Exercise objective:
This exercise calls for copying every line below that holds the word "address".

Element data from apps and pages
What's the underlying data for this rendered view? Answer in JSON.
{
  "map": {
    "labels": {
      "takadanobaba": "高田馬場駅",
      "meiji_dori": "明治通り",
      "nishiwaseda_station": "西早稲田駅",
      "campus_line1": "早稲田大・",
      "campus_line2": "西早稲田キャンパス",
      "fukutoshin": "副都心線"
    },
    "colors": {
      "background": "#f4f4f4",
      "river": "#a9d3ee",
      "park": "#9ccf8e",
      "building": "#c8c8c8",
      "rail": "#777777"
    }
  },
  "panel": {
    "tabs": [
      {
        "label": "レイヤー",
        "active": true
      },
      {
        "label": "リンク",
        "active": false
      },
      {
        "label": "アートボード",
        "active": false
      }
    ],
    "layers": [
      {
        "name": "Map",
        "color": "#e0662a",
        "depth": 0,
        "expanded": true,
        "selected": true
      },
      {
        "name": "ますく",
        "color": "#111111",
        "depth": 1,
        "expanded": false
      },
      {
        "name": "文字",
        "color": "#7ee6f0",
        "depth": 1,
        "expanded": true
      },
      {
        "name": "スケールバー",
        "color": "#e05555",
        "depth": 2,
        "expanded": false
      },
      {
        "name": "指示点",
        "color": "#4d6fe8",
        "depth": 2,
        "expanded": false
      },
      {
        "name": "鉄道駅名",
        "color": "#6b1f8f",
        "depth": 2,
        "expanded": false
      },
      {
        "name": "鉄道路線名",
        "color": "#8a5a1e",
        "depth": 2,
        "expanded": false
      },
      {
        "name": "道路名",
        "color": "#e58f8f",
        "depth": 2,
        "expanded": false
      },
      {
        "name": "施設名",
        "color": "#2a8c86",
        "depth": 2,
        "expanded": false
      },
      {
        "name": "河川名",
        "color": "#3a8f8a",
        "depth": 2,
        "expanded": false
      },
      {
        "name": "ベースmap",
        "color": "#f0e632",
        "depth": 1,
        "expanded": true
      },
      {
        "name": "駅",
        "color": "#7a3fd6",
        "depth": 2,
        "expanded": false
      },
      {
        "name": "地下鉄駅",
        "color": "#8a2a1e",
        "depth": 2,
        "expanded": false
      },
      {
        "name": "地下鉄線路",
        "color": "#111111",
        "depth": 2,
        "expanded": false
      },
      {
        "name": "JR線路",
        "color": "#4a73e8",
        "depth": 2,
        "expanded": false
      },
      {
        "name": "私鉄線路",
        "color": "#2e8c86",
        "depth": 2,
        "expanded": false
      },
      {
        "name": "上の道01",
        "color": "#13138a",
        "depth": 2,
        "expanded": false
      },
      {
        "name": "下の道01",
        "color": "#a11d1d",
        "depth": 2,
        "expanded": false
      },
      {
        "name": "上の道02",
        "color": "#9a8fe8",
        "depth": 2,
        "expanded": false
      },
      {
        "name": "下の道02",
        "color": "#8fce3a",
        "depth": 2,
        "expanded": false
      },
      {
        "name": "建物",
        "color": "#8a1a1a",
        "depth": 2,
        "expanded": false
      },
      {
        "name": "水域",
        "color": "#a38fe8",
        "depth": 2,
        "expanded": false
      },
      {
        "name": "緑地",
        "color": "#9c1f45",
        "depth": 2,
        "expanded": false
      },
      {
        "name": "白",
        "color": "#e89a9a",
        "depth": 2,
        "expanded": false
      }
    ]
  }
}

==

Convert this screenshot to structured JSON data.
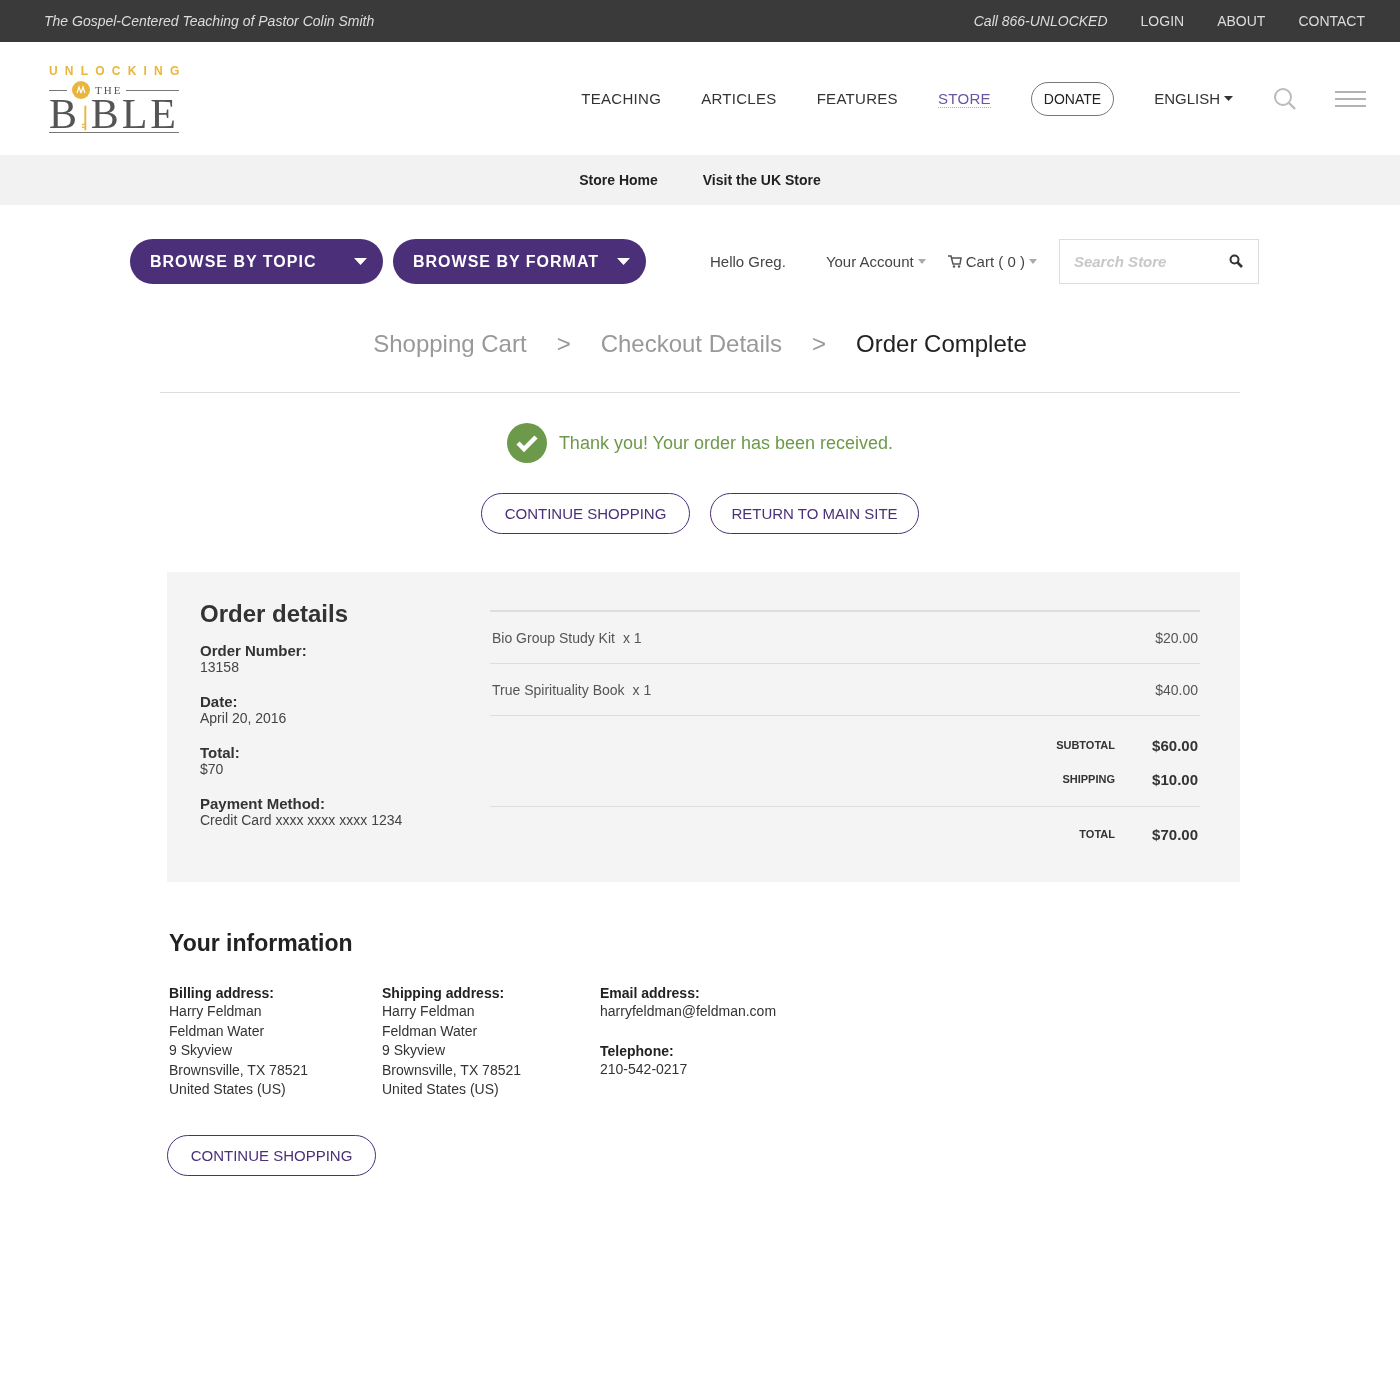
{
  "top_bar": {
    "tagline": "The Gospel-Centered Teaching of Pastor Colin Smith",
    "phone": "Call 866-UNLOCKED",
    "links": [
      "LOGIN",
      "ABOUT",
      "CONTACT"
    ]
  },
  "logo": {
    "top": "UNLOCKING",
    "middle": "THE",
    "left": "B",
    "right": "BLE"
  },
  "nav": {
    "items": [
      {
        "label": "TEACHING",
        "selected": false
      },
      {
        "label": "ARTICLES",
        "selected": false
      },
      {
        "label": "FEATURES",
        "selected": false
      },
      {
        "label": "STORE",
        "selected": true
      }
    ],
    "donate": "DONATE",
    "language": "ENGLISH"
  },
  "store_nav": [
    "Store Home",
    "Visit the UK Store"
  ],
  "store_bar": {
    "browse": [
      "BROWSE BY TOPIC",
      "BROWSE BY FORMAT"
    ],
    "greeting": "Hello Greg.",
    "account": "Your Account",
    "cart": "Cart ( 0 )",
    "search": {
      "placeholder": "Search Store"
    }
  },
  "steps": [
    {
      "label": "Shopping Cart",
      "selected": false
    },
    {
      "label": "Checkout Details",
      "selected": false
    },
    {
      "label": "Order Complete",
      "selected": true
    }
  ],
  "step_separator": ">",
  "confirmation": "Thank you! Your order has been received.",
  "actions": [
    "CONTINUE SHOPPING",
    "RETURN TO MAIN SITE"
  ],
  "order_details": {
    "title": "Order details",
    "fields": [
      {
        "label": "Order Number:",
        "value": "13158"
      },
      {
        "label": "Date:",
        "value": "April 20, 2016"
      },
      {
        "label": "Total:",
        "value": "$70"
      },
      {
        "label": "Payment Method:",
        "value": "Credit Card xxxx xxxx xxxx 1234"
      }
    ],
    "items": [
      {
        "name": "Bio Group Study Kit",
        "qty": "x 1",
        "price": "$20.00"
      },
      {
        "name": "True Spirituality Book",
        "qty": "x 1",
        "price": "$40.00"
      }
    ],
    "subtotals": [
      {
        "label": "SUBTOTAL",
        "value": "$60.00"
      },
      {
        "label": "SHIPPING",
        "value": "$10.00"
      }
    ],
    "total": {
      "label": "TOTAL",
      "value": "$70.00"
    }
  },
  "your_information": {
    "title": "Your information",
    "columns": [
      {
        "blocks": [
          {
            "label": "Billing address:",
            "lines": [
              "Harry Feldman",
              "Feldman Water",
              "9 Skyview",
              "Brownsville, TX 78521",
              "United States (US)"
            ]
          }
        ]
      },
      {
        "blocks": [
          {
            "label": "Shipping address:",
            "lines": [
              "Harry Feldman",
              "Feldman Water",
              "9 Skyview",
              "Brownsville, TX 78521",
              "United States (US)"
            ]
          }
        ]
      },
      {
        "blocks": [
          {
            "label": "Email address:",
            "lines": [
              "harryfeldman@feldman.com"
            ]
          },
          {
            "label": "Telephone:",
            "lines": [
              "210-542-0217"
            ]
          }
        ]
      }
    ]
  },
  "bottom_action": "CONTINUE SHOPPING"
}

Response:
            "label": "Billing address:",
            "label": "Shipping address:",
            "label": "Email address:",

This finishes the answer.